All lines after the one containing "What data populates" are needed, along with that line itself. Please repeat them exactly through the end of the entries.

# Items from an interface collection
*** Begin section ***
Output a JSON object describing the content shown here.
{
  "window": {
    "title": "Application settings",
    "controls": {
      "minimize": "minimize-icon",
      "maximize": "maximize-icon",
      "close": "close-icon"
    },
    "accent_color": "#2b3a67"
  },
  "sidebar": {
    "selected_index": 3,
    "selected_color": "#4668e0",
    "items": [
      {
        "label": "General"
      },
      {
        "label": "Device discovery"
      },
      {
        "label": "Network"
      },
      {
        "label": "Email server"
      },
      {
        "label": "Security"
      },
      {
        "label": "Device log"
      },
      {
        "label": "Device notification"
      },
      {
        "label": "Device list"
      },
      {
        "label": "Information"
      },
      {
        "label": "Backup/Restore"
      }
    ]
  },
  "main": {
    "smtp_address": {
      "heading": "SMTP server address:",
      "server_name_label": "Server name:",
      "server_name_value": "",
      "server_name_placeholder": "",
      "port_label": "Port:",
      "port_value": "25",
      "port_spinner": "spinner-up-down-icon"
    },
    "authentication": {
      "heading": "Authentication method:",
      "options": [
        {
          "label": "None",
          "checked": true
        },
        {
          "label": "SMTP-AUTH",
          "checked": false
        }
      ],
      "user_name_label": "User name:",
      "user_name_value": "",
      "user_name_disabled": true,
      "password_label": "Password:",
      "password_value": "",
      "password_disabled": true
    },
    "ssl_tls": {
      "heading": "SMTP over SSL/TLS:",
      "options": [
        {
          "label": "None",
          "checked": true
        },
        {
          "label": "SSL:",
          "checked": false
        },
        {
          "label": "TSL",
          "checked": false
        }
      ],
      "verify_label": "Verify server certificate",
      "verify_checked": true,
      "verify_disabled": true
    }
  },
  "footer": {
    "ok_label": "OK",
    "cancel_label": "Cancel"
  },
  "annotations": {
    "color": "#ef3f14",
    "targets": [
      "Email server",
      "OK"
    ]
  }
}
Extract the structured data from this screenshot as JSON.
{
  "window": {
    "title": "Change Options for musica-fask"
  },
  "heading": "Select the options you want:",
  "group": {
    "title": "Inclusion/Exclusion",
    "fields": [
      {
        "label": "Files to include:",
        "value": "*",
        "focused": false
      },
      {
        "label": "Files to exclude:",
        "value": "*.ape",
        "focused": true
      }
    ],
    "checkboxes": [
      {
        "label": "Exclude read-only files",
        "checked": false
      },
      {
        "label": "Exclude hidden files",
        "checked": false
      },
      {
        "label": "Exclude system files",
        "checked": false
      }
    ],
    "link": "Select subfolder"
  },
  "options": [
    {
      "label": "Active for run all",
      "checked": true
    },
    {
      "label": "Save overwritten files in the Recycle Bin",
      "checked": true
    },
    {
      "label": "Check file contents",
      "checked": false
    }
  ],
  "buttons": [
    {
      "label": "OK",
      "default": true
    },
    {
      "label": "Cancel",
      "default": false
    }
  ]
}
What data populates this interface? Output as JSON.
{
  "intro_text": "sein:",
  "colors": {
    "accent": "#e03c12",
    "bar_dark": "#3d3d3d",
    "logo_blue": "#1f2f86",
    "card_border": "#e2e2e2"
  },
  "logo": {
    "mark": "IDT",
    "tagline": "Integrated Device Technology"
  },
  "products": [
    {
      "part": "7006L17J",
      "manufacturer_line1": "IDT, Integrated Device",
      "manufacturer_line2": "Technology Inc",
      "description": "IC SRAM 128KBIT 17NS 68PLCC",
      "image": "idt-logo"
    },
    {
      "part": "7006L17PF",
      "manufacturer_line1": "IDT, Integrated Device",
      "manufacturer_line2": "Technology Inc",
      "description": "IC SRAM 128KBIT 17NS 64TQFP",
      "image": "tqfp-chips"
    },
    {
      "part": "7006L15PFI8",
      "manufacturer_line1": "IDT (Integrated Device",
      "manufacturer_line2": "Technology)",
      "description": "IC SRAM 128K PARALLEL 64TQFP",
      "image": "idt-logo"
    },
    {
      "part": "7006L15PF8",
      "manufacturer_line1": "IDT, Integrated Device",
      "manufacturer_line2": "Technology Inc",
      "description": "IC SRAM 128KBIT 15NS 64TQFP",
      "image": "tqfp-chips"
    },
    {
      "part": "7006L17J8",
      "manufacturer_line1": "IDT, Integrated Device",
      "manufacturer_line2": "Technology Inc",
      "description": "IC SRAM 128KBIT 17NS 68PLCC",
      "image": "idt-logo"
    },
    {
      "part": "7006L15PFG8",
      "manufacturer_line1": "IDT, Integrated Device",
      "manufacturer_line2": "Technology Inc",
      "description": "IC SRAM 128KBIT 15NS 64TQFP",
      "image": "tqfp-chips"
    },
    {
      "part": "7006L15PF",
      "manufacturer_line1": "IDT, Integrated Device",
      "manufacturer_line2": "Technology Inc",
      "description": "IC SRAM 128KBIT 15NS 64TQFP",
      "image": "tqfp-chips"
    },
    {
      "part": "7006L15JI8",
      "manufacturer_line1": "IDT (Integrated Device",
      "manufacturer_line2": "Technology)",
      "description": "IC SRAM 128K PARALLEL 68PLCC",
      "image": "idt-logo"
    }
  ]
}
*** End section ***
# Expected answer
What data populates this interface? Output as JSON.
{
  "intro_text": "sein:",
  "colors": {
    "accent": "#e03c12",
    "bar_dark": "#3d3d3d",
    "logo_blue": "#1f2f86",
    "card_border": "#e2e2e2"
  },
  "logo": {
    "mark": "IDT",
    "tagline": "Integrated Device Technology"
  },
  "products": [
    {
      "part": "7006L17J",
      "manufacturer_line1": "IDT, Integrated Device",
      "manufacturer_line2": "Technology Inc",
      "description": "IC SRAM 128KBIT 17NS 68PLCC",
      "image": "idt-logo"
    },
    {
      "part": "7006L17PF",
      "manufacturer_line1": "IDT, Integrated Device",
      "manufacturer_line2": "Technology Inc",
      "description": "IC SRAM 128KBIT 17NS 64TQFP",
      "image": "tqfp-chips"
    },
    {
      "part": "7006L15PFI8",
      "manufacturer_line1": "IDT (Integrated Device",
      "manufacturer_line2": "Technology)",
      "description": "IC SRAM 128K PARALLEL 64TQFP",
      "image": "idt-logo"
    },
    {
      "part": "7006L15PF8",
      "manufacturer_line1": "IDT, Integrated Device",
      "manufacturer_line2": "Technology Inc",
      "description": "IC SRAM 128KBIT 15NS 64TQFP",
      "image": "tqfp-chips"
    },
    {
      "part": "7006L17J8",
      "manufacturer_line1": "IDT, Integrated Device",
      "manufacturer_line2": "Technology Inc",
      "description": "IC SRAM 128KBIT 17NS 68PLCC",
      "image": "idt-logo"
    },
    {
      "part": "7006L15PFG8",
      "manufacturer_line1": "IDT, Integrated Device",
      "manufacturer_line2": "Technology Inc",
      "description": "IC SRAM 128KBIT 15NS 64TQFP",
      "image": "tqfp-chips"
    },
    {
      "part": "7006L15PF",
      "manufacturer_line1": "IDT, Integrated Device",
      "manufacturer_line2": "Technology Inc",
      "description": "IC SRAM 128KBIT 15NS 64TQFP",
      "image": "tqfp-chips"
    },
    {
      "part": "7006L15JI8",
      "manufacturer_line1": "IDT (Integrated Device",
      "manufacturer_line2": "Technology)",
      "description": "IC SRAM 128K PARALLEL 68PLCC",
      "image": "idt-logo"
    }
  ]
}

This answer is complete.